Clashes, riots mar France′s World Cup party | News | DW | 16.07.2018
  1. Inhalt
  2. Navigation
  3. Weitere Inhalte
  4. Metanavigation
  5. Suche
  6. Choose from 30 Languages

News

Clashes, riots mar France's World Cup party

More than 90,000 people jammed the Champs-Elysees in Paris to celebrate France's second World Cup win in 20 years. Some revelers got out of hand, broke shop windows and looted a store.

The Eiffel Tower was awash in the national colors and as night fell, it flashed two dates: 1998 and 2018 — the two years France won the World Cup. 

On Paris' Champs-Elysees, the home crowd was jubilant. Tens of thousands of fans jammed into the broad avenue to celebrate France's 4-2 win over Croatia in Moscow.

"It represents enormous things," said Goffrey Hamsik, dressed in a hat resembling a Gallic rooster — an unofficial national symbol — and a shirt with the number 10 for Kylian Mbappe, the 19-year-old breakout star who hails from the Paris suburb of Bondy.

"We've had lots of problems in France these past years," he said, recalling deadly terror attacks. "This is good for the morale ...Here, we are all united. We mix. There is no religion, there is nothing, and that's what feels good."

As is often the case with such heightened exuberance, troublemakers marred some of the festivities at the top of the Champs-Elysees. Rioters broke the window of a major store, threw bottles, temporary barriers and even a bicycle at police as the celebrations wound down close to midnight.

Crowds amid tear gas at the World Cup victory celebrations in Paris 2018 (Reuters/G. Fuentes)

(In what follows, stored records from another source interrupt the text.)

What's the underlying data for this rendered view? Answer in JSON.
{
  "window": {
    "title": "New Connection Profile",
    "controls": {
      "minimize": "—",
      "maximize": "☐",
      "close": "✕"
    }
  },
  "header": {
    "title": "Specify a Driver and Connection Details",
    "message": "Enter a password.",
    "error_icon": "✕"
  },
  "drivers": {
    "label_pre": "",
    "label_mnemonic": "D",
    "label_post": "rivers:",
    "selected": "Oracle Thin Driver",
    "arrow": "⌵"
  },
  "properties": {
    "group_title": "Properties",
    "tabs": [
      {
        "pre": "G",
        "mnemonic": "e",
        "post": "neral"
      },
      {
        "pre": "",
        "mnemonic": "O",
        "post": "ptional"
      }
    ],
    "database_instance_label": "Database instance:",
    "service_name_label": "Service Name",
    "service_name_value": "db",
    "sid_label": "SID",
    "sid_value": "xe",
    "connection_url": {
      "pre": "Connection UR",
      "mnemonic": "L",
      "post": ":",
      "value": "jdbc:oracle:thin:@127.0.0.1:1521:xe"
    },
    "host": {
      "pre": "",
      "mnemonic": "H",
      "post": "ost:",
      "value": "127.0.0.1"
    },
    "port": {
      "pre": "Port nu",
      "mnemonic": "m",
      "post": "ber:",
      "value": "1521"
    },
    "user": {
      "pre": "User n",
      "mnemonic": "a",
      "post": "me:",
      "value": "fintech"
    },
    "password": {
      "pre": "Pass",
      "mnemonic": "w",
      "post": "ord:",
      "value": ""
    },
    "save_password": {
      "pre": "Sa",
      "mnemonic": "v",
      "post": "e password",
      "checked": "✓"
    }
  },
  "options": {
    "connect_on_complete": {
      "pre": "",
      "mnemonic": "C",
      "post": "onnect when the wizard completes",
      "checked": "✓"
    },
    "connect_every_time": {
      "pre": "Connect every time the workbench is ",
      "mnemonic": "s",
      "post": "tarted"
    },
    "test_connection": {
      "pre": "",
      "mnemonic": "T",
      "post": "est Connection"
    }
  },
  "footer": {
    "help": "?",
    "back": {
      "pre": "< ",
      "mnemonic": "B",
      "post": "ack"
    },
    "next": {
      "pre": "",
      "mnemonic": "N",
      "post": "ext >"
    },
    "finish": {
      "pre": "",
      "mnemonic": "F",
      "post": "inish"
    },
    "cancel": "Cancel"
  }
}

Victory celebrations in Paris were marred slightly by some revelers

About 4,000 police who had been discreetly positioned on side streets responded with a water cannon and tear gas.

Earlier on Sunday, people wrapped in flags and dressed in crazy hats marched down the avenue, One man was even spotted totally naked except for the French tricolor flag.

Revelers set off smoke bombs in the national colors — blue, white and red — obscuring Napoleon's triumphal arch.

People climbed atop every newspaper kiosk and bus stop in the area to wave flags and lead the crowds below in cheers. The French national anthem, the Marseillaise, rang out, cars honked horns and fans perched on motorcycles cheering for their team.

Parisians celebrate their World Cup Victory at the Arc de Triomphe (Reuters/G. Fuentes)

Most of the celebrations in France were peaceful

The celebrations were spread across the nation and the sense of patriotism and unity was almost visceral.

Antoine Griezmann, the France striker who scored one of Sunday's goals, told a news conference two days before the final, televised on BFM TV, that pride in his country is in short supply.

"We say it so little ... We should be proud to be French," Griezmann said.

We won. Now what?

Mahmoud Bourassi, who runs a youth center in Bondy, was among those taking a longer-term view and he had some sobering thoughts about France's run to the title and the festivities it has sparked.

"All this euphoria and effervescence, it's positive, but it's emotional and ephemeral," he said ahead of France's win. Bourassi said sports is a "catalyst to bring people and nations together. But, he added, it must be built on.

"What we're seeing is magic, exceptional. But what are we going to do with it tomorrow?"

That is a question for President Emmanuel Macron. In Paris suburbs like Bondy, youth unemployment is up and there is disenchantment with the French dream.

People celebrating at the Eiffel Tower (Reuters/J. P. Pleissier)

Most the celebrations in France were peaceful

But for the next few days, France will celebrate its victory on the world stage. It is a magic moment.

Macron, who was in Moscow celebrating with the team's victory and tweeted "thank you" after the game, will receive the squad more formally on Monday at the Elysee Palace.

av/sms (dpa, AP)

Each evening at 1830 UTC, DW's editors send out a selection of the day's hard news and quality feature journalism. You can sign up to receive it directly here.

DW recommends

WWW links